2) Equity. We use public-private partnerships to eliminate systemic barriers to opportunity. Here, we sometimes have to play the long game. For instance, we advocated for a state policy that passed two years ago. It mandates computer science will be taught in every Georgia public school by 2025. We also host coding camps, which addresses an immediate gap in skills.

We work on initiatives to connect the rural and urban workforce to areas of opportunity. I’ve been advocating for more state and federal funding for universal broadband. This technology has tremendous potential to bridge the digital divide.

We have given out almost $185,000 in scholarships to help people pursue STEM-related careers. A huge piece of the equity equation is providing people with access not just to jobs, but also to careers. People are hungry to learn new skills, grow professionally and better themselves. When that happens, families thrive and it generates a positive lifecycle that benefits everyone.

3) Diversity is a third TAG principle. How are we applying this? We’re working with the Technical College System of Georgia (TCSG) on upskilling IT people. The focus is on training underserved, diverse populations, in both urban and rural areas. Then there’s the traditional education system, which should do more to emphasize workforce skills.

Through our TAG-Ed program, we work with businesses to support tech training and apprenticeships for employees who would not otherwise get access to these important programs.

The possibilities of the innovation economy are endless. But we will never be able to realize our true potential if we don’t include everyone, including those who have limited access to technology.

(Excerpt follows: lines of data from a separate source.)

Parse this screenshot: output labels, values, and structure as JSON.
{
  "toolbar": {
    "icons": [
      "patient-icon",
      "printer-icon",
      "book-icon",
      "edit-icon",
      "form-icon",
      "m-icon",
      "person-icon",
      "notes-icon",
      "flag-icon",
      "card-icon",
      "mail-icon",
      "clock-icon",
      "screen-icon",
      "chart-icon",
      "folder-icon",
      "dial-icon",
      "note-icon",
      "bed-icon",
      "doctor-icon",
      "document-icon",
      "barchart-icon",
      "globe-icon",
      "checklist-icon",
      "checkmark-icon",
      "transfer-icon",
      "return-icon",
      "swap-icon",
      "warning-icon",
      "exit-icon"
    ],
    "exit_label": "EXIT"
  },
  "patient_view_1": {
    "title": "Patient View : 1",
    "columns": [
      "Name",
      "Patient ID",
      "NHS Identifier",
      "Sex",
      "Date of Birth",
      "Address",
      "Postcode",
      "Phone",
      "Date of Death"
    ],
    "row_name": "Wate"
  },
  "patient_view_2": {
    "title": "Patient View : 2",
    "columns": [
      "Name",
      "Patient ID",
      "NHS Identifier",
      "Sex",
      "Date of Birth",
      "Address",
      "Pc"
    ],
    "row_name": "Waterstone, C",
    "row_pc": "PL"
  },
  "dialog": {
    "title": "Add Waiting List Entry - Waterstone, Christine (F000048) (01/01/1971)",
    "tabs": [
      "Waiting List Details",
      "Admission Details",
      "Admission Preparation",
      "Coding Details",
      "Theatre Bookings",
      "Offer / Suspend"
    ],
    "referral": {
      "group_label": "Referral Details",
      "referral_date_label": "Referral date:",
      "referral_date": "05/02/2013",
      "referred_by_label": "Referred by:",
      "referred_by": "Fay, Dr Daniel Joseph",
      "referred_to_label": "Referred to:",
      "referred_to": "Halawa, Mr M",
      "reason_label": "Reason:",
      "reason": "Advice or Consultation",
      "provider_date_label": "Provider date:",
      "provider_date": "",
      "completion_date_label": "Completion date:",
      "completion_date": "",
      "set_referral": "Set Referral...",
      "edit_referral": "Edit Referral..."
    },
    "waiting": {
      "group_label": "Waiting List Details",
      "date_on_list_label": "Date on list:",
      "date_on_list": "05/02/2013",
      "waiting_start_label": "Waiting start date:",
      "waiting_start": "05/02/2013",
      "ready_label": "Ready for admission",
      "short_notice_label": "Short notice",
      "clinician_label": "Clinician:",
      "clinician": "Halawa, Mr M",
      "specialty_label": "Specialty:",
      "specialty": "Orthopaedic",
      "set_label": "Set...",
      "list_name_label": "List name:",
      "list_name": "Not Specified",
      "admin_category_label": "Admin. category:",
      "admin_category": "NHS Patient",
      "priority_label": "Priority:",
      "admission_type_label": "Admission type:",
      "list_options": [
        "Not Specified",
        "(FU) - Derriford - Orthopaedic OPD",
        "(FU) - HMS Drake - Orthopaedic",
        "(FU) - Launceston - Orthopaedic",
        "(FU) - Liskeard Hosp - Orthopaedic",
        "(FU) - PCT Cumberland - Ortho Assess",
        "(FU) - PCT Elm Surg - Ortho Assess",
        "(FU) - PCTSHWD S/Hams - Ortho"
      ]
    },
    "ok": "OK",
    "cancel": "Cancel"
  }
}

4) The fourth principle is participation. We are committed to having a greater number of diverse and underserved people represented in our TAG membership. Diversity and inclusion permeates how we do everything.

Last year, TAG formed a Social Justice and Equity Task Force. I’m grateful to Stacie Hagan, formerly of Dell SecureWorks, and Roy Hadley, cybersecurity attorney, for chairing this task force and leading this effort.

On November 1, TAG will host Converge in Atlanta. This conference features thought leaders from across the country. Our program is dedicated to making technology a catalyst for positive change in our divided society.

Positive change takes forethought. We must be intentional about it or it doesn’t happen. When a young woman sees somebody who looks like her doing an amazing job in technology, it’s inspiring.

5) The fifth principle is human rights. The idea is simple but powerful: everybody should be respected, honored and able to live out their dreams in an equal and equitable way. That’s extremely important but too often it gets overlooked in the workplace amid the rush to innovate, automate or cut costs.

Our technology ecosystem is thriving and dynamic. As leaders in our communities and businesses, let’s make sure we don’t lost sight of what matters most: people. The innovation economy we’re building should be sustainable and always have a human focus.

Larry K. Williams is president and CEO, Technology Association of Georgia.